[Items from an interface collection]
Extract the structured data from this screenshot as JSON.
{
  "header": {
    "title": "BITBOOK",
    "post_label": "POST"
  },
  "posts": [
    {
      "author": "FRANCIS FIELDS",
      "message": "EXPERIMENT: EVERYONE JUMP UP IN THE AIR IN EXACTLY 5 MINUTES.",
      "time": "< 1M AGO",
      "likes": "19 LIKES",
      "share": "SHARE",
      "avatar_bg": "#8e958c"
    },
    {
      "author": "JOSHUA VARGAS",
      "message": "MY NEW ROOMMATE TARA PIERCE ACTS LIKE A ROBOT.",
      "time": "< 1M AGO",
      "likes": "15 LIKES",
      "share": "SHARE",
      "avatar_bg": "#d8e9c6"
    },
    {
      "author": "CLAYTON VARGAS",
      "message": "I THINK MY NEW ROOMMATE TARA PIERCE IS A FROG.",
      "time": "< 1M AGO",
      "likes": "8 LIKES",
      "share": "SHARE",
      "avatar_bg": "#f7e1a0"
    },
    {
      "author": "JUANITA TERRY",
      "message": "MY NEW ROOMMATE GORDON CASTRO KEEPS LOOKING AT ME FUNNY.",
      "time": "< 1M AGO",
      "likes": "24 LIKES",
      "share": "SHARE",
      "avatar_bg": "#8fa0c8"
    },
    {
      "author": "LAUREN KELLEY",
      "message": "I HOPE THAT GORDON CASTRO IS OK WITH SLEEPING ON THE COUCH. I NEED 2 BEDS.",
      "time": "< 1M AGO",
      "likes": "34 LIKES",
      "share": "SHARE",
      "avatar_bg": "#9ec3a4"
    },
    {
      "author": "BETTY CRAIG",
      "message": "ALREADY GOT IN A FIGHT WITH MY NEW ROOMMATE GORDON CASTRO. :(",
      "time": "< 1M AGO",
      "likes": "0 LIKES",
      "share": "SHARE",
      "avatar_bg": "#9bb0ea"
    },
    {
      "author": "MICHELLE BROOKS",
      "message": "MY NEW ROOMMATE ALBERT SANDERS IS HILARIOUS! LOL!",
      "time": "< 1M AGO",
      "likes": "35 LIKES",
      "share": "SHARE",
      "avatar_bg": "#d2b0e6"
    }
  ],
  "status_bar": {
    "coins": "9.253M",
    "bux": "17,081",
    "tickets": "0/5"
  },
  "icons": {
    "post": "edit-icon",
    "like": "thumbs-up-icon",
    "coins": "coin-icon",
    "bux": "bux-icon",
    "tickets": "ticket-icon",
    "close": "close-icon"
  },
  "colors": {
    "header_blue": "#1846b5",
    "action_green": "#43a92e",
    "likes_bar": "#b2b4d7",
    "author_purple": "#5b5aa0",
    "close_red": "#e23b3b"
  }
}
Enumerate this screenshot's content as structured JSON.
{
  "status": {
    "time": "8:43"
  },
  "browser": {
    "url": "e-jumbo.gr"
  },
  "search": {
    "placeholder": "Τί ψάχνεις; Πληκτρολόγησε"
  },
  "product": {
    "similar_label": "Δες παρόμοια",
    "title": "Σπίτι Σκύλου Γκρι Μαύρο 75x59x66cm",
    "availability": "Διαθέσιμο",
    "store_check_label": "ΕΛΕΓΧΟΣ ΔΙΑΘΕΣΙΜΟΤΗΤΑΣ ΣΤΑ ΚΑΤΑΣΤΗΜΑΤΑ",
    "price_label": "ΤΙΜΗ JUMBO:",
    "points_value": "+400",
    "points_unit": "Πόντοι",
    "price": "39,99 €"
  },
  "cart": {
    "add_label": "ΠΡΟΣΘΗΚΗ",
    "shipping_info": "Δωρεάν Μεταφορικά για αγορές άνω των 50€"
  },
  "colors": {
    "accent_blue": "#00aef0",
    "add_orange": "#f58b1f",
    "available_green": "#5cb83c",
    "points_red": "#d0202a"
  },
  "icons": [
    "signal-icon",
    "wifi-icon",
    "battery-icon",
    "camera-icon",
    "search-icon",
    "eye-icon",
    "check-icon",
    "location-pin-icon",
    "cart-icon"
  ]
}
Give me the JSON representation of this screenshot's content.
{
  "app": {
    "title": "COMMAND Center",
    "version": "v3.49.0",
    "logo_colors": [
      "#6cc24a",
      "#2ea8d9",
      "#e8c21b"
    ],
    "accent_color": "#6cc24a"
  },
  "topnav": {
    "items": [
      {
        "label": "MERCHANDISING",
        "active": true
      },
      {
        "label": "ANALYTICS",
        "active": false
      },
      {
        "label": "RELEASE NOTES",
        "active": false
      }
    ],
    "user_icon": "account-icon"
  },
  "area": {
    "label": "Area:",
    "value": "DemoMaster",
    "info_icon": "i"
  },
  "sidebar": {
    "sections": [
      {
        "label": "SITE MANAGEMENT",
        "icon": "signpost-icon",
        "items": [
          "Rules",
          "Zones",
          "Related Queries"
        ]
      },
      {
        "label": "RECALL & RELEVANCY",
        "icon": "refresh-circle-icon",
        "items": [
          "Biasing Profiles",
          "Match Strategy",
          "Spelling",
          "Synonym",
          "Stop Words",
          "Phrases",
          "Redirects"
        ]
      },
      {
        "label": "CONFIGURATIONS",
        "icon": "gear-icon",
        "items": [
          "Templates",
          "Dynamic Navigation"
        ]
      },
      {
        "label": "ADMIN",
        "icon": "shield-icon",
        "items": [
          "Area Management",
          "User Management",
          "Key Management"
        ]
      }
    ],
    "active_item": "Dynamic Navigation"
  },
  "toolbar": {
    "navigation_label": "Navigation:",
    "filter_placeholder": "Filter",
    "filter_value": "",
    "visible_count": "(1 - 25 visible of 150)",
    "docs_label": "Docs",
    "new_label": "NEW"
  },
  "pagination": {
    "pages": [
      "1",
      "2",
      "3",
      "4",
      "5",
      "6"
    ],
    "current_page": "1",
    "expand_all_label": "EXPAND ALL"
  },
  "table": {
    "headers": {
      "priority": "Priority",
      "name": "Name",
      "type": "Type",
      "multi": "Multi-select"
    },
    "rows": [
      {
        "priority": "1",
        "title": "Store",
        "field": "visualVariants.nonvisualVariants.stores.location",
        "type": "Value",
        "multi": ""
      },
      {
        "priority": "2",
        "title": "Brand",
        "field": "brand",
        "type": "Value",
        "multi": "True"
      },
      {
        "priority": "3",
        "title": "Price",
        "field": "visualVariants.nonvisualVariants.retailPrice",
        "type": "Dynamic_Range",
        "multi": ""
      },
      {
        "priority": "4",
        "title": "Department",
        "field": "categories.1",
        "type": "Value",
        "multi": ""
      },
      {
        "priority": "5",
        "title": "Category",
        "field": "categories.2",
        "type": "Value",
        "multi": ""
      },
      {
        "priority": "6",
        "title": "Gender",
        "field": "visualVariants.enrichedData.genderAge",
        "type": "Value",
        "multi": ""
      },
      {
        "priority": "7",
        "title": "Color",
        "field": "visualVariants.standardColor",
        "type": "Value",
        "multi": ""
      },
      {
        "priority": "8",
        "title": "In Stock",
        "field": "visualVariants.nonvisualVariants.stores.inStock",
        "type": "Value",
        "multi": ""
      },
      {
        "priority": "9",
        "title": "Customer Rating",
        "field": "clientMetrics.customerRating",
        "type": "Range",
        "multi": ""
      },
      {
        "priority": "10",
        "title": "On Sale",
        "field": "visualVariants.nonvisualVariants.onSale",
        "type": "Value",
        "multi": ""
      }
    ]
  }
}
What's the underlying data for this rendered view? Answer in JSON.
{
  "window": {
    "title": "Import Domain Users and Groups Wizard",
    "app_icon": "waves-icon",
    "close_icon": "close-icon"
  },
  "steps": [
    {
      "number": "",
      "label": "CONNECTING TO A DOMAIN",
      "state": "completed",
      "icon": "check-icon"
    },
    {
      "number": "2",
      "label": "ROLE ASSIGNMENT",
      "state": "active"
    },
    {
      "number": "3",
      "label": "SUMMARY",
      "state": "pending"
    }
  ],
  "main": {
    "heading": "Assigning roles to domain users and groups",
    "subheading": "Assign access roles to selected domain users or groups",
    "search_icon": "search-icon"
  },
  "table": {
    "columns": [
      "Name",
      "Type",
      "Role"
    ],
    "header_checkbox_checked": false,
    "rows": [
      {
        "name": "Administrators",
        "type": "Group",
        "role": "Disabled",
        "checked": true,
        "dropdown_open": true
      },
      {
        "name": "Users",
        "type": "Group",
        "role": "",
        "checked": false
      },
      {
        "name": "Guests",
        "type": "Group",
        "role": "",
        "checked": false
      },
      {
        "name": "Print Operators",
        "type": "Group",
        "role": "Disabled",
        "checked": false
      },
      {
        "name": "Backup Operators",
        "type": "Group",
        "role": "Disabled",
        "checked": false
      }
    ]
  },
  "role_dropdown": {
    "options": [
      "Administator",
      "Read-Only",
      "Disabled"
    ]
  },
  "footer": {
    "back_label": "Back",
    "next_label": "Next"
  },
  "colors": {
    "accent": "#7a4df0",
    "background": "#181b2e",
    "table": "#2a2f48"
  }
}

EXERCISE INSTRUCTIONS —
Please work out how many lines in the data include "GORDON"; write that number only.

TASK RESULT —
3